Fearon’s potential upside was still considerable. As Judge Ronald Abrams of Minneapolis state court explained in a Dec. 15 ruling (here and here, in two parts), Fearon’s expert opined that the Caribou shares were actually worth $22. If Judge Abrams agreed with that valuation, Fearon would have been entitled to about $6 million, plus 4 percent statutory interest. But because Caribou had already paid him more than $13 million to acquire the shares, he would not be due interest on his entire investment in Caribou.

As it turned out, Fearon was due nothing at all. After a five-day trial featuring former top Caribou executives and experts from both sides, Judge Abrams agreed with Caribou’s lawyers at Skadden Arps Slate Meagher & Flom and Briggs & Morgan that the company had paid Fearon a fair price for his stake. The judge actually concluded that the $15.03 per share Fearon received was more than fair: He valued the shares at $14.45, based on Minnesota’s preferred method of discounted cash flow analysis to calculate fair value.

Caribou can’t recover the extra 58 cents per share it paid Fearon for his shares. But he’s out the $850,000 difference between the $15.03 per share he received and the $16 per share other Caribou investors were paid.

Granted, a case in Minnesota isn’t going to dissuade appraisal arbitrageurs in Delaware, where appraisal actions against Delaware corporations take place. (Fearon also isn’t a professional appraisal arbitrageur, like some hedge funds that bring Delaware actions.) Minnesota appraisal cases are outliers. But after the Caribou litigation, shareholders in Minnesota corporations are on notice that they might actually lose money in a challenge to a buyout offer.

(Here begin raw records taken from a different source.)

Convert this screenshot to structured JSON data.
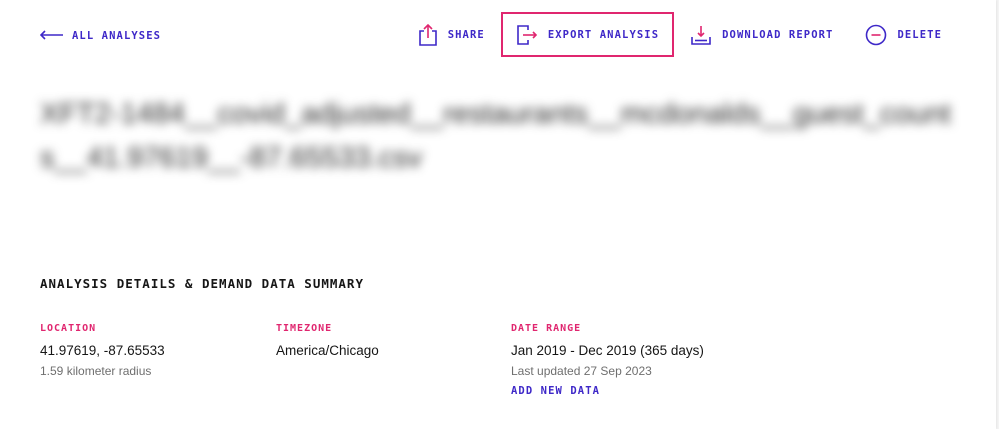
{
  "nav": {
    "back_label": "ALL ANALYSES"
  },
  "toolbar": {
    "share_label": "SHARE",
    "export_label": "EXPORT ANALYSIS",
    "download_label": "DOWNLOAD REPORT",
    "delete_label": "DELETE"
  },
  "file": {
    "title": "XFT2-1484__covid_adjusted__restaurants__mcdonalds__guest_counts__41.97619__-87.65533.csv"
  },
  "details": {
    "heading": "ANALYSIS DETAILS & DEMAND DATA SUMMARY",
    "location": {
      "label": "LOCATION",
      "value": "41.97619, -87.65533",
      "sub": "1.59 kilometer radius"
    },
    "timezone": {
      "label": "TIMEZONE",
      "value": "America/Chicago"
    },
    "date_range": {
      "label": "DATE RANGE",
      "value": "Jan 2019 - Dec 2019 (365 days)",
      "sub": "Last updated 27 Sep 2023",
      "action": "ADD NEW DATA"
    }
  },
  "colors": {
    "accent": "#3e28c8",
    "highlight": "#e0266f",
    "muted": "#6f6f6f"
  },
  "icons": {
    "back": "arrow-left-icon",
    "share": "share-icon",
    "export": "export-icon",
    "download": "download-icon",
    "delete": "minus-circle-icon"
  }
}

If Delaware wants to dissuade appraisal arbitrage, that’s a good place to start.

I left a message for Fearon counsel Terrence Fleming but didn’t hear back.

For more of my posts, please go to WestlawNext Practitioner Insights

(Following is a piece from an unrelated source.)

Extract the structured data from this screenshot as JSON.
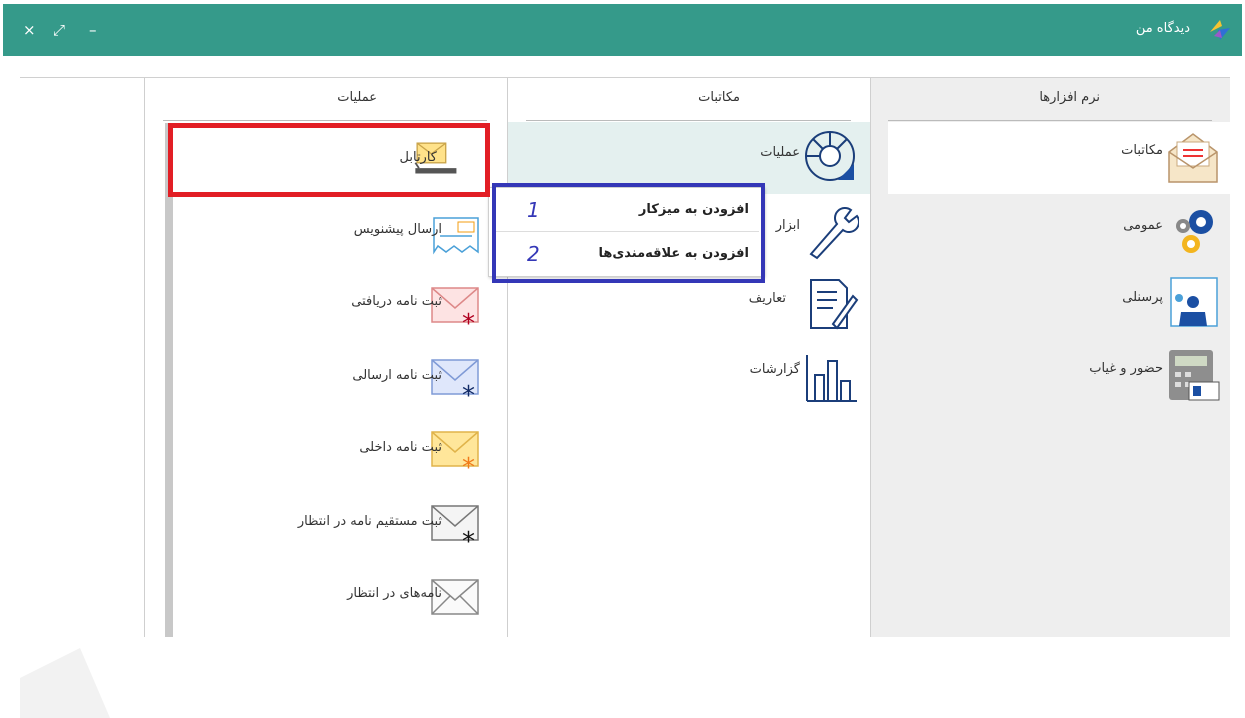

Follow me on Twitter

No comments so far

We welcome comments that advance the story through relevant opinion, anecdotes, links and data. If you see a comment that you believe is irrelevant or inappropriate, you can flag it to our editors by using the report abuse links. Views expressed in the comments do not represent those of Reuters. For more information on our comment policy, see